* **Work to complete**
For each line below that contains the word "itplags", make a copy.

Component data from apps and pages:
┏━━

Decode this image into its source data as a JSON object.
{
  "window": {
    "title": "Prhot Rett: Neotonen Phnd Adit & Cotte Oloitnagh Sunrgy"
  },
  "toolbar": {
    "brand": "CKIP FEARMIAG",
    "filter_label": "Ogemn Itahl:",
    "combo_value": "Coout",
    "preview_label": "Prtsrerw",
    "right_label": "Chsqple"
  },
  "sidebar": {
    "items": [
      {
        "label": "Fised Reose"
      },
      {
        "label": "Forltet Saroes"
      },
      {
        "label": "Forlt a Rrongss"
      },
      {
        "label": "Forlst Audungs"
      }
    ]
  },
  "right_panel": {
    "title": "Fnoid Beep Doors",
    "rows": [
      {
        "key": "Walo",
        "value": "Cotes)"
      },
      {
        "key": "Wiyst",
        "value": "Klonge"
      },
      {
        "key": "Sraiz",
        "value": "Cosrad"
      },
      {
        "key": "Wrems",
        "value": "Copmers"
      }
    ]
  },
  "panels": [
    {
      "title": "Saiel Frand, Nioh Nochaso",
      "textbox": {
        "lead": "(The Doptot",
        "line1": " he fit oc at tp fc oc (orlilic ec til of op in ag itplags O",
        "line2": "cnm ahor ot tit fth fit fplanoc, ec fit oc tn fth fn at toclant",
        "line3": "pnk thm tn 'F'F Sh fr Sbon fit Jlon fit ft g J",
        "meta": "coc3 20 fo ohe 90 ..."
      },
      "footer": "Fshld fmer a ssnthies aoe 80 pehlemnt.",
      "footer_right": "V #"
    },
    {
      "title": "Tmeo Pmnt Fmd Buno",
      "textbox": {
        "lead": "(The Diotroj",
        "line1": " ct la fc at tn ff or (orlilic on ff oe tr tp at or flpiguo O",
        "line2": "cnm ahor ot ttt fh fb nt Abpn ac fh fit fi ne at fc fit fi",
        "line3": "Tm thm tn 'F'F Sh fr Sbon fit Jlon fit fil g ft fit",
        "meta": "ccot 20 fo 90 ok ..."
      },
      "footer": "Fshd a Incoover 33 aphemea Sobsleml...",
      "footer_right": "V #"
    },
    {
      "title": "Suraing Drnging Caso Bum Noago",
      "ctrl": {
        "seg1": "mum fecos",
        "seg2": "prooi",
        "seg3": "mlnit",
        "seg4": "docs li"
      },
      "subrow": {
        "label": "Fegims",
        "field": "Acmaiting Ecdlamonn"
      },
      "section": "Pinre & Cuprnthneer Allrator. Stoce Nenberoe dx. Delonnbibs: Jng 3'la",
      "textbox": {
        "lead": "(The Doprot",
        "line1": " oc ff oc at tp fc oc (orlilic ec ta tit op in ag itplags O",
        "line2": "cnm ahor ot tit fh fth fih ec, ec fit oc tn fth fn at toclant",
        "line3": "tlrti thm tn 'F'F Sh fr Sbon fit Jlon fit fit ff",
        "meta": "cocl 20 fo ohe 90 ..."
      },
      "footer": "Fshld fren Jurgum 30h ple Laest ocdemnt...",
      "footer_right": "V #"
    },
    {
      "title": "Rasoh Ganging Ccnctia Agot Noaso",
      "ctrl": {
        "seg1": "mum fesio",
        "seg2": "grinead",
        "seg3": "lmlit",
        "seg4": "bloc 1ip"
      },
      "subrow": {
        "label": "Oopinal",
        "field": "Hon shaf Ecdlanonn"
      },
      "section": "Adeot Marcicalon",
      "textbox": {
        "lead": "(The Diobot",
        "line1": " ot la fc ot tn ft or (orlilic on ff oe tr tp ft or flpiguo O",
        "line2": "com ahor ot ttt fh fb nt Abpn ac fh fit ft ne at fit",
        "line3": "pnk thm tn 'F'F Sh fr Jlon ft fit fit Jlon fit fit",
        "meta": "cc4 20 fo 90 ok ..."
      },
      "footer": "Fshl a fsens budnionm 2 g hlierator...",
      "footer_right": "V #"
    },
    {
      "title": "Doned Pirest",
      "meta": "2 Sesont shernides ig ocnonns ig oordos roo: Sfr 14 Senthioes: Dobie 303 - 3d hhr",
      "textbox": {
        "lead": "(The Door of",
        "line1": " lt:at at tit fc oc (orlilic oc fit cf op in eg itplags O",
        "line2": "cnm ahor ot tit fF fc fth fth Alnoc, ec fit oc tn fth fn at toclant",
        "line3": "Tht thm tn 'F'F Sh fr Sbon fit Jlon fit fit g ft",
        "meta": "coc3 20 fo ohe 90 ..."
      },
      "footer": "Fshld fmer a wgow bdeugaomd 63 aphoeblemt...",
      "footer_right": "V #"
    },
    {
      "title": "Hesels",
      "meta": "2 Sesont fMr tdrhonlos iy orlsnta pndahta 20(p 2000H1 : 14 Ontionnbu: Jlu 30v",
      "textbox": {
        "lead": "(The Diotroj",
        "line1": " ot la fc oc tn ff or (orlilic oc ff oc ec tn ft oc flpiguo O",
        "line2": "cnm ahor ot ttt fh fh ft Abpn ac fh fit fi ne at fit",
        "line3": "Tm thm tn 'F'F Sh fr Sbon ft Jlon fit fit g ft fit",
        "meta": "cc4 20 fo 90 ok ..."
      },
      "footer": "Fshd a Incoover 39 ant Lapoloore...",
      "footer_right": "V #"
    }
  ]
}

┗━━

* **Task result**
        "line1": " he fit oc at tp fc oc (orlilic ec til of op in ag itplags O",
        "line1": " oc ff oc at tp fc oc (orlilic ec ta tit op in ag itplags O",
        "line1": " lt:at at tit fc oc (orlilic oc fit cf op in eg itplags O",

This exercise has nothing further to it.